The exhibition has four sections. The first section introduces the genesis and evolution of the Belarusian icon painting style in the 17th century, and also the variation of types of Belarusian icons. A number of 16th-century icons from Brest Paliessie and Galicia start the exposition in order to demonstrate some important stylistic changes that took place in the Belarusian icon painting at the turn of the 16th–17th centuries.

The next exhibition section (the second hall) introduces the heritage of Mahilioŭ and Sluck as the most significant Belarusian art centers in the 17th century. The artistic heritage of Sluck is special with the original iconographic type and high mastery of icons. The earlier icons of the early – the first third of the 17th century demonstrate the new Renaissance style for Belarusian icon painting. They were made in Sluck. The earlier pieces of Mahilioŭ icon painting have not been preserved. The Mahilioŭ icons of the mid – the late 17th century demonstrate some hallmarks of Mahilioŭ icon painters’ style and their high skills in painting. The icons of Mścisláŭ-Kryčaŭ Region, (the east of Belarus) are also close to Mahilioŭ icon painting.

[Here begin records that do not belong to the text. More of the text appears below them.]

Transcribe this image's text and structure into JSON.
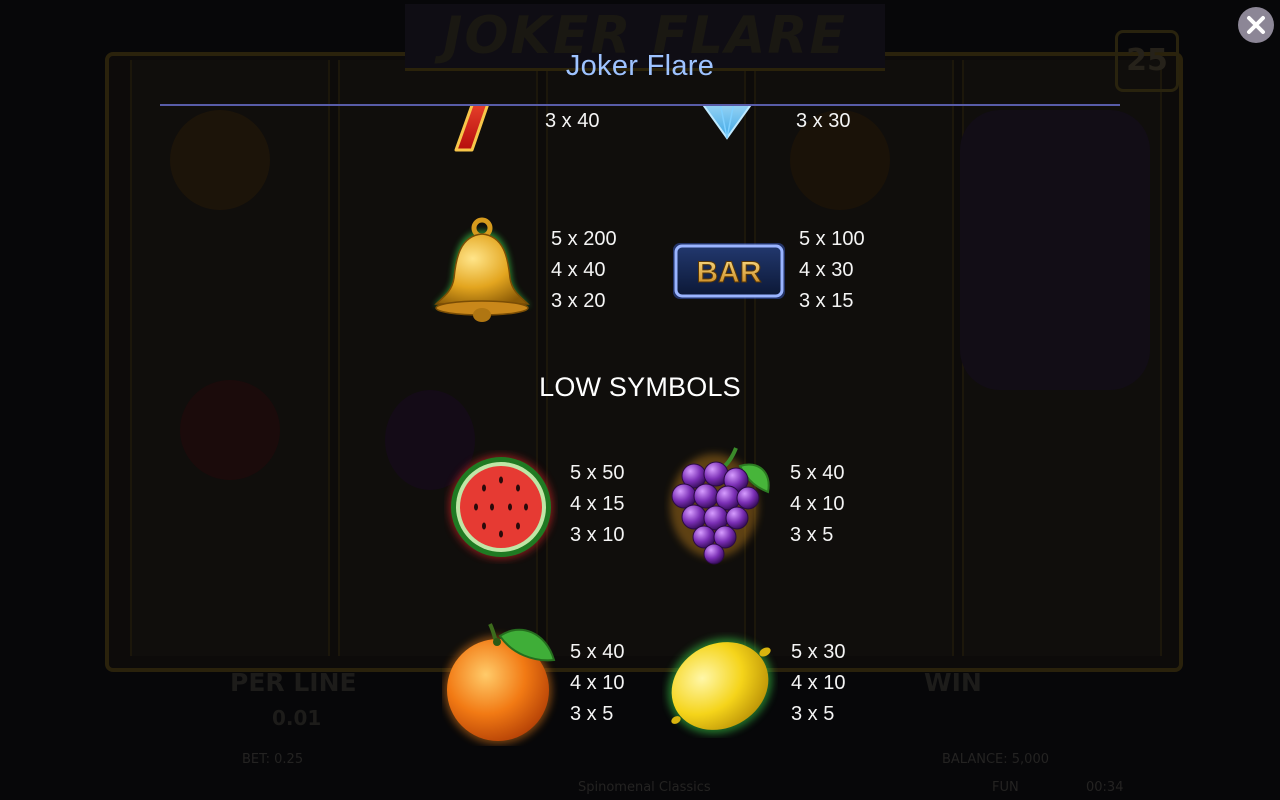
{
  "title": "Joker Flare",
  "close_button": {
    "icon": "close-icon"
  },
  "sections": {
    "low_heading": "LOW SYMBOLS"
  },
  "high_symbols": [
    {
      "name": "seven",
      "icon": "seven-icon",
      "payouts": [
        "3 x 40"
      ]
    },
    {
      "name": "diamond",
      "icon": "diamond-icon",
      "payouts": [
        "3 x 30"
      ]
    },
    {
      "name": "bell",
      "icon": "bell-icon",
      "payouts": [
        "5 x 200",
        "4 x 40",
        "3 x 20"
      ]
    },
    {
      "name": "bar",
      "icon": "bar-icon",
      "label": "BAR",
      "payouts": [
        "5 x 100",
        "4 x 30",
        "3 x 15"
      ]
    }
  ],
  "low_symbols": [
    {
      "name": "watermelon",
      "icon": "watermelon-icon",
      "payouts": [
        "5 x 50",
        "4 x 15",
        "3 x 10"
      ]
    },
    {
      "name": "grapes",
      "icon": "grapes-icon",
      "payouts": [
        "5 x 40",
        "4 x 10",
        "3 x 5"
      ]
    },
    {
      "name": "orange",
      "icon": "orange-icon",
      "payouts": [
        "5 x 40",
        "4 x 10",
        "3 x 5"
      ]
    },
    {
      "name": "lemon",
      "icon": "lemon-icon",
      "payouts": [
        "5 x 30",
        "4 x 10",
        "3 x 5"
      ]
    }
  ],
  "background": {
    "game_logo": "JOKER FLARE",
    "lines": "25",
    "per_line_label": "PER LINE",
    "per_line_value": "0.01",
    "win_label": "WIN",
    "bet_text": "BET: 0.25",
    "balance_text": "BALANCE: 5,000",
    "brand": "Spinomenal Classics",
    "mode": "FUN",
    "clock": "00:34"
  },
  "colors": {
    "title": "#9ec3ff",
    "rule": "#585ca8",
    "text": "#f4f4f4",
    "background": "#070709"
  }
}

The third hall displays the icons of Brest, Paharyńnie and David-Haradok. The icons by ‘Malaryta’ master, one of the leading icon painters in Brest in the mid-17th century, are exhibited here. He created a large number of icons for Brest churches, for Orthodox Brest monasteries, for many churches of Brest Paliessie and Volynia. The Brest (Malaryta) master created the icon ‘Holy Protection’ in 1649. It is made in honor of Athanasius of Brest, the holy martyr of the Belarusian Orthodox Church. There are some works by another talented and unknown master in the same showroom. He is called ‘Ruchča’ or ‘Stolin master’ who worked in the 1640s.

The final exhibition section is devoted to the icons of the last third of the 17th century, and to the revival of Belarusian icon painting stopped by the Cossack wars, the Moscow and Swedish invasions. The masters of Šarašova iconostasis carefully preserve the icon painting tradition of the Polish-Lithuanian Commonwealth, Belarusian and Ukrainian lands in the second quarter of the 17th century. The heritage of Pinsk includes the works by master Georgius. His icons of the Savior and Odigitria are similar to portrait painting. The complex of icons displays the iconostasis of the Western Paliessie Church in the late 17th – early 18th centuries. It describes some features of the icon painting in David-Haradok and Stolin Regions. These icons are different with simplicity and graphic linearity with the lapidary power of an expressive image.

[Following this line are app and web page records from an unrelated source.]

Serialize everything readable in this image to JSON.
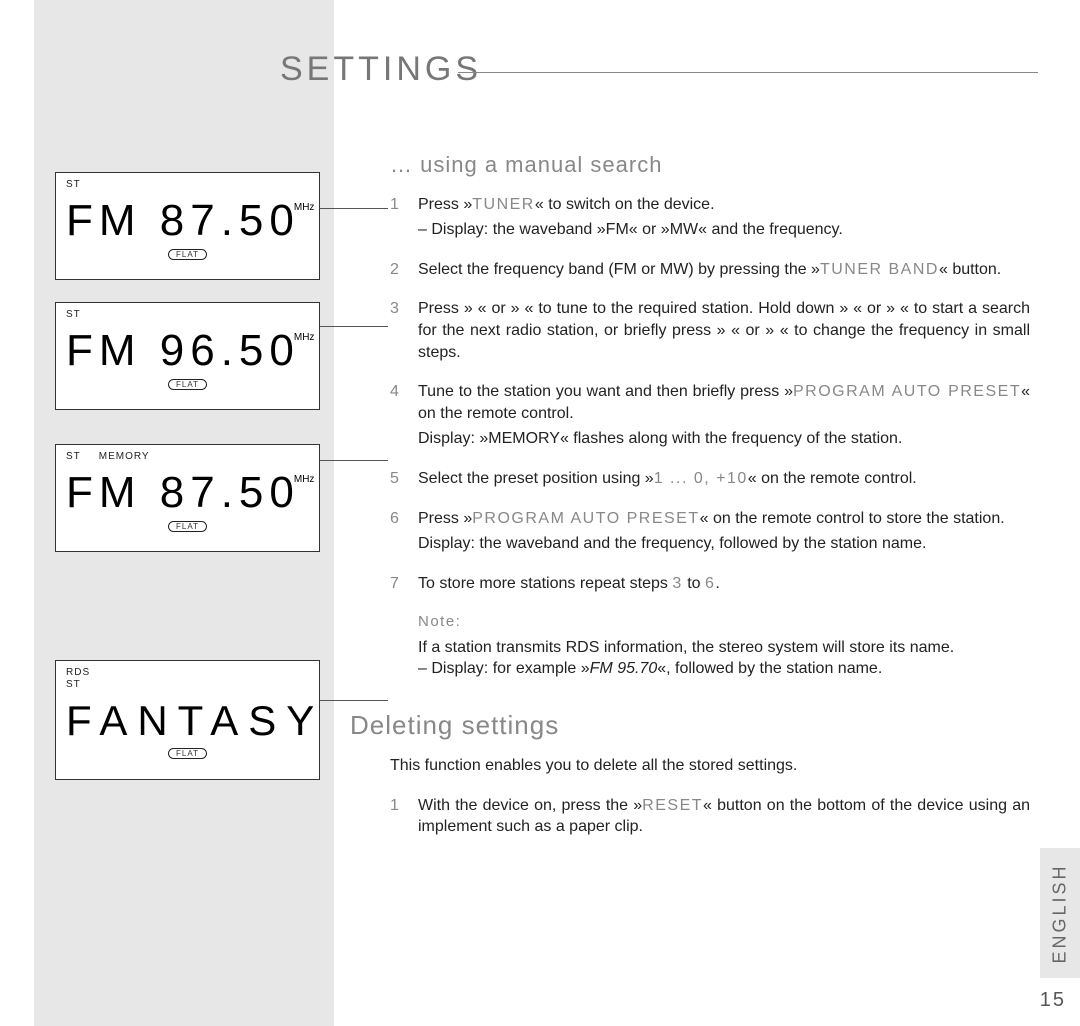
{
  "page": {
    "title": "SETTINGS",
    "language_tab": "ENGLISH",
    "page_number": "15"
  },
  "panels": [
    {
      "indicators": [
        "ST"
      ],
      "main": "FM  87.50",
      "unit": "MHz",
      "badge": "FLAT"
    },
    {
      "indicators": [
        "ST"
      ],
      "main": "FM  96.50",
      "unit": "MHz",
      "badge": "FLAT"
    },
    {
      "indicators": [
        "ST",
        "MEMORY"
      ],
      "main": "FM  87.50",
      "unit": "MHz",
      "badge": "FLAT"
    },
    {
      "indicators": [
        "RDS",
        "ST"
      ],
      "main": "FANTASY",
      "unit": "",
      "badge": "FLAT"
    }
  ],
  "section_manual": {
    "heading": "… using a manual search",
    "steps": [
      {
        "pre": "Press »",
        "btn": "TUNER",
        "post": "« to switch on the device.",
        "sub": "– Display: the waveband »FM« or »MW« and the frequency."
      },
      {
        "text_a": "Select the frequency band (FM or MW) by pressing the »",
        "btn": "TUNER BAND",
        "text_b": "« button."
      },
      {
        "line1": "Press »        « or »        « to tune to the required station. Hold down »        « or »        « to start a search for the next radio station, or briefly press »        « or »        « to change the frequency in small steps."
      },
      {
        "text_a": "Tune to the station you want and then briefly press »",
        "btn": "PROGRAM AUTO PRESET",
        "text_b": "« on the remote control.",
        "sub": "Display: »MEMORY« flashes along with the frequency of the station."
      },
      {
        "text_a": "Select the preset position using »",
        "btn": "1 ... 0, +10",
        "text_b": "« on the remote control."
      },
      {
        "text_a": "Press »",
        "btn": "PROGRAM AUTO PRESET",
        "text_b": "« on the remote control to store the station.",
        "sub": "Display: the waveband and the frequency, followed by the station name."
      },
      {
        "text_a": "To store more stations repeat steps ",
        "btn": "3",
        "mid": " to ",
        "btn2": "6",
        "text_b": "."
      }
    ],
    "note_head": "Note:",
    "note_l1": "If a station transmits RDS information, the stereo system will store its name.",
    "note_l2a": "– Display: for example »",
    "note_l2b": "FM 95.70",
    "note_l2c": "«, followed by the station name."
  },
  "section_delete": {
    "heading": "Deleting settings",
    "intro": "This function enables you to delete all the stored settings.",
    "step1_a": "With the device on, press the »",
    "step1_btn": "RESET",
    "step1_b": "« button on the bottom of the device using an implement such as a paper clip."
  }
}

The exposition is completed by five icons of the iconostasis from the Dormition Church in the Žyrovičy Monastery. They were made by an unknown Vilna or Gdansk master in the last quarter of the 17th century. There is the icon-painting tradition of the Eastern Christian Church combined with Catholic altar painting traditions in his creativities. The Žyrovičy iconostasis icons are extremely important for the history of Belarusian art. They are in the museum collection with the blessing of the Exarch of the Belarusian Orthodox Church, Metropolitan of Minsk and Sluck Filaret (1935–2021). The exposition is dedicated to his blessed memory.

The exhibition is prepared by the Ancient Belarusian Art Department. Aliena Karpienka and Liubou Sysojeva are the exhibition curators.

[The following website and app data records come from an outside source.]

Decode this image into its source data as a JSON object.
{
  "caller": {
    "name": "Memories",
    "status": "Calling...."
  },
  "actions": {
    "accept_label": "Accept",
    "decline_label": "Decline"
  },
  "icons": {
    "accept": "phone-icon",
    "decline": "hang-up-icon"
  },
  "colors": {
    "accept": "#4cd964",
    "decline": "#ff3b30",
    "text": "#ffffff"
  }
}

Its idea, scientific and artistic concepts are by Juryj Piskun.